One day last week, The Wall Street Journal had two articles of interest and significance for people concerned with trying to estimate energy demand growth. One article dealt with the Census Bureau release of data showing that for the twelve-month period July 2010 to July 2011, minority births accounted for more than 50% of all births in the country. This marked the first time in the history of the United States that non-Hispanic white children accounted for less than half the country's births.
The statistics point to the white population being barely above the point where births (1,025) exceed deaths (1,000). In contrast, all other ethnic groups showed a birth/death ratio of 3,940/1,000. According to data from the Pew Hispanic Center, Hispanic women give birth to 2.4 babies on average, compared with 1.8 babies for non-Hispanic whites. Moreover, minority women are younger on average, so more of them are in childbearing years.
For the economy, this rapidly growing non-white population gives America a significant workforce advantage over other developed countries. Both Japan and parts of Europe are experiencing shrinking populations as deaths outnumber births. The economies of these countries will be struggling with falling populations, and aging populations. Even China has a demographic challenge as a result of its one-child population control program, which dictates that the country's population will peak in 2015. These trends highlight the importance of the second article that dealt with the missing jobs in today's economy.
David Wessel, who writes the "Capital" column in The Wall Street Journal, authored an article questioning where all the workers have gone. As he pointed out, the number of people in the U.S. who are 16 years old or older and not in the military has grown by 5.4 million over the past two years. During the same time, the number of people working or looking for work hasn't grown at all. He questioned whether this was because the baby-boomers have started to retire, or have a lot of people dropped out of the workforce temporarily and will come back when the economy improves, or are these drop-outs never to return.
Mr. Wessel did a brief review of the history of workforce participation of men and women and how that has changed over time. Male participation has slowly declined since 1948 while the women's rate has increased. The female participation rate rose until it hit 60% in the early 1990s and then plateaued until the recession and the disappointing recovery. The analysis looks at the labor force participation rate of various population categories. Equally interesting is the graph in Exhibit 7 showing the decline in the overall labor force participation rate compared to an estimate of what it would have been had demographic trends remained stable.

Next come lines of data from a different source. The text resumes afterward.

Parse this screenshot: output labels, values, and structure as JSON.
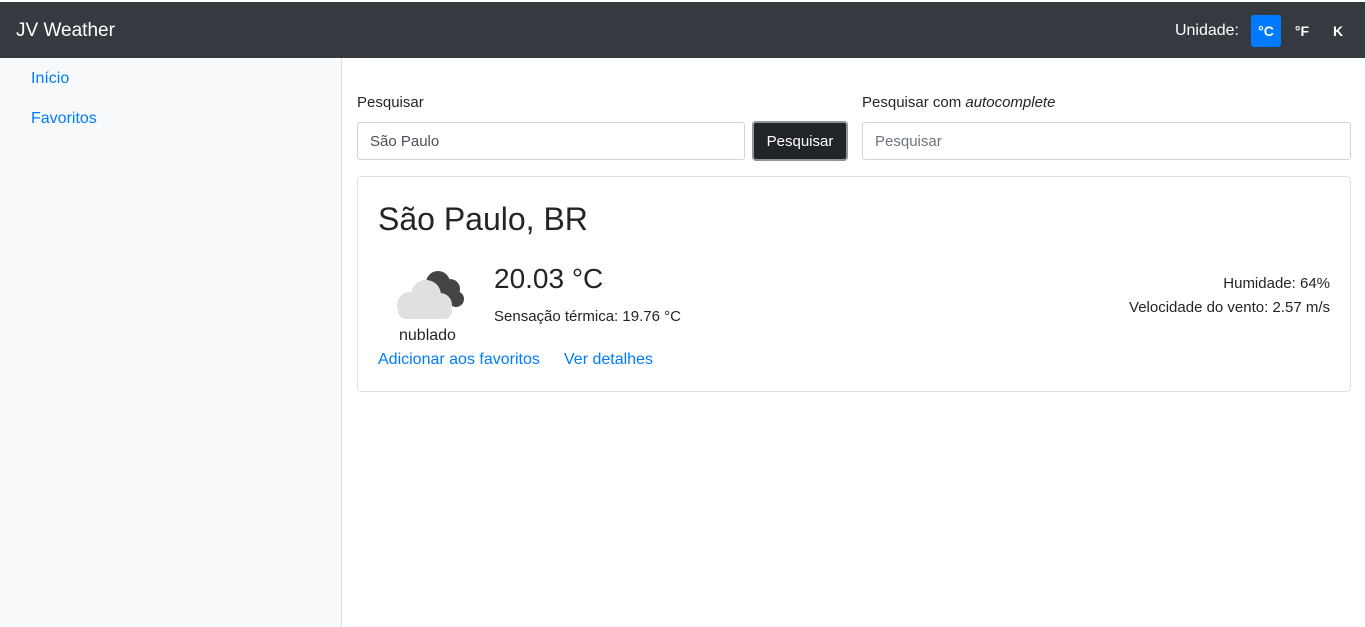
{
  "header": {
    "brand": "JV Weather",
    "unit_label": "Unidade:",
    "units": [
      {
        "label": "°C",
        "active": true
      },
      {
        "label": "°F",
        "active": false
      },
      {
        "label": "K",
        "active": false
      }
    ]
  },
  "sidebar": {
    "items": [
      {
        "label": "Início"
      },
      {
        "label": "Favoritos"
      }
    ]
  },
  "search": {
    "label": "Pesquisar",
    "value": "São Paulo",
    "button_label": "Pesquisar"
  },
  "autocomplete": {
    "label_prefix": "Pesquisar com ",
    "label_emphasis": "autocomplete",
    "placeholder": "Pesquisar"
  },
  "weather": {
    "city": "São Paulo, BR",
    "icon": "cloudy-icon",
    "condition": "nublado",
    "temperature": "20.03 °C",
    "feels_like": "Sensação térmica: 19.76 °C",
    "humidity": "Humidade: 64%",
    "wind": "Velocidade do vento: 2.57 m/s",
    "add_favorite": "Adicionar aos favoritos",
    "details": "Ver detalhes"
  },
  "colors": {
    "navbar": "#343a40",
    "accent": "#007bff",
    "button_dark": "#212529",
    "sidebar_bg": "#f8f9fa"
  }
}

The last part of the article dealt with the issue of what happens with the missing workers if they return to work as the economy improves. What Mr. Wessel worries about is whether the falling participation rate "signals a more worrisome dynamic: More jobless and disheartened workers turning to disability benefits or reluctant retirement, or otherwise leaving the workforce for good." Mr. Wessel believes this would be not only a waste of human potential, but also that it diminishes the maximum rate at which the U.S. economy can grow.
The downside to this scenario is that there is an increase in the number of Americans who will need the support of a smaller workforce and it makes the budget deficit greater because there are fewer workers to pay taxes. The number of 'discouraged workers' is probably understated because the government survey only counts those who say they want to work and have looked for a job in the past 12 months. As long-term unemployed workers lose their benefits, they disappear from the workforce. Will they return, or are we destined to have a large population of never-again employed with the associated economic and social costs?

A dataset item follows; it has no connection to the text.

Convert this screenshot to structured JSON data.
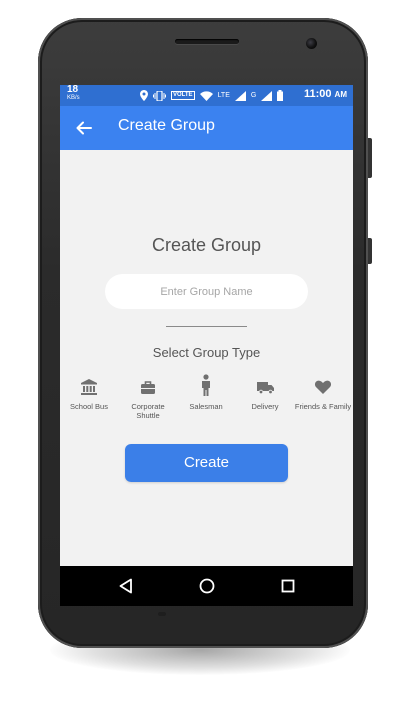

The demographic changes underway in America will have an impact on the pace of economic activity and the amount of energy needed. A slower growing economy, with more people living in urban areas, means a reduced rate of future energy consumption. Will that be our future, or are we destined for another scenario?
G. Allen Brooks is Managing Director of Houston-based investment banking firm Parks Paton Hoepfl & Brown. This article originally appeared in the May 22, 2012, issue of PPHB's newsletter "Musings from the Oil Patch."